__Task instructions__.
Give back the full listing exactly, setting the pictures aside.

__Supplied entries__.
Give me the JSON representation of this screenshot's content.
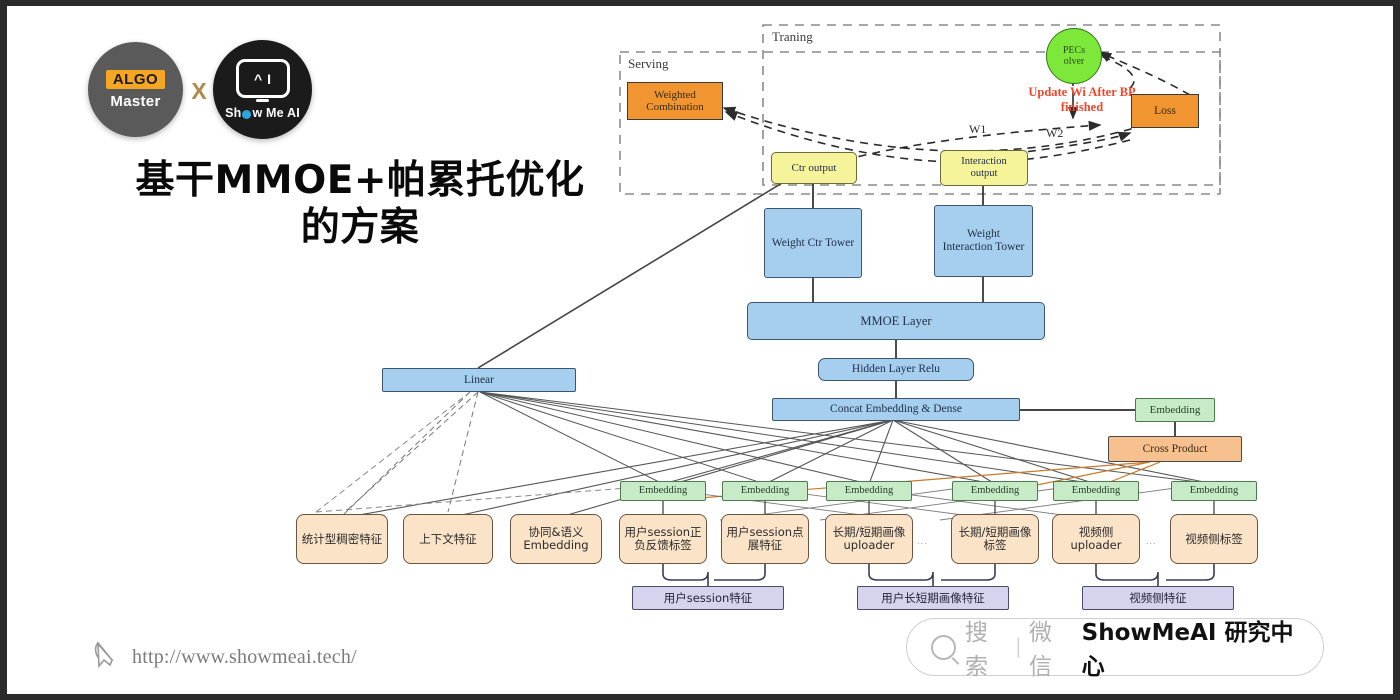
{
  "branding": {
    "algo_badge": "ALGO",
    "algo_master": "Master",
    "cross": "X",
    "showmeai_screen_left": "^",
    "showmeai_screen_right": "I",
    "showmeai_text_a": "Sh",
    "showmeai_text_b": "w Me AI"
  },
  "headline": {
    "line1": "基干MMOE+帕累托优化",
    "line2": "的方案"
  },
  "footer": {
    "url": "http://www.showmeai.tech/",
    "search_placeholder": "搜索",
    "divider": "|",
    "wechat": "微信",
    "brand": "ShowMeAI 研究中心"
  },
  "diagram": {
    "groups": [
      {
        "name": "serving",
        "label": "Serving"
      },
      {
        "name": "training",
        "label": "Traning"
      }
    ],
    "annotations": {
      "update_note": "Update Wi After BP finished",
      "w1": "W1",
      "w2": "W2",
      "ellipsis": "..."
    },
    "nodes": {
      "weighted_combination": "Weighted Combination",
      "pecsolver_line1": "PECs",
      "pecsolver_line2": "olver",
      "loss": "Loss",
      "ctr_output": "Ctr output",
      "interaction_output_l1": "Interaction",
      "interaction_output_l2": "output",
      "weight_ctr_tower": "Weight Ctr Tower",
      "weight_interaction_tower": "Weight Interaction Tower",
      "mmoe_layer": "MMOE Layer",
      "hidden_layer_relu": "Hidden Layer Relu",
      "concat_embedding_dense": "Concat Embedding & Dense",
      "linear": "Linear",
      "cross_product": "Cross Product",
      "embedding": "Embedding"
    },
    "embedding_row": [
      "Embedding",
      "Embedding",
      "Embedding",
      "Embedding",
      "Embedding",
      "Embedding"
    ],
    "features": [
      "统计型稠密特征",
      "上下文特征",
      "协同&语义Embedding",
      "用户session正负反馈标签",
      "用户session点展特征",
      "长期/短期画像uploader",
      "长期/短期画像标签",
      "视频侧uploader",
      "视频侧标签"
    ],
    "feature_groups": [
      "用户session特征",
      "用户长短期画像特征",
      "视频侧特征"
    ]
  }
}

__Response for this exercise__.
Give me the JSON representation of this screenshot's content.
{
  "branding": {
    "algo_badge": "ALGO",
    "algo_master": "Master",
    "cross": "X",
    "showmeai_screen_left": "^",
    "showmeai_screen_right": "I",
    "showmeai_text_a": "Sh",
    "showmeai_text_b": "w Me AI"
  },
  "headline": {
    "line1": "基干MMOE+帕累托优化",
    "line2": "的方案"
  },
  "footer": {
    "url": "http://www.showmeai.tech/",
    "search_placeholder": "搜索",
    "divider": "|",
    "wechat": "微信",
    "brand": "ShowMeAI 研究中心"
  },
  "diagram": {
    "groups": [
      {
        "name": "serving",
        "label": "Serving"
      },
      {
        "name": "training",
        "label": "Traning"
      }
    ],
    "annotations": {
      "update_note": "Update Wi After BP finished",
      "w1": "W1",
      "w2": "W2",
      "ellipsis": "..."
    },
    "nodes": {
      "weighted_combination": "Weighted Combination",
      "pecsolver_line1": "PECs",
      "pecsolver_line2": "olver",
      "loss": "Loss",
      "ctr_output": "Ctr output",
      "interaction_output_l1": "Interaction",
      "interaction_output_l2": "output",
      "weight_ctr_tower": "Weight Ctr Tower",
      "weight_interaction_tower": "Weight Interaction Tower",
      "mmoe_layer": "MMOE Layer",
      "hidden_layer_relu": "Hidden Layer Relu",
      "concat_embedding_dense": "Concat Embedding & Dense",
      "linear": "Linear",
      "cross_product": "Cross Product",
      "embedding": "Embedding"
    },
    "embedding_row": [
      "Embedding",
      "Embedding",
      "Embedding",
      "Embedding",
      "Embedding",
      "Embedding"
    ],
    "features": [
      "统计型稠密特征",
      "上下文特征",
      "协同&语义Embedding",
      "用户session正负反馈标签",
      "用户session点展特征",
      "长期/短期画像uploader",
      "长期/短期画像标签",
      "视频侧uploader",
      "视频侧标签"
    ],
    "feature_groups": [
      "用户session特征",
      "用户长短期画像特征",
      "视频侧特征"
    ]
  }
}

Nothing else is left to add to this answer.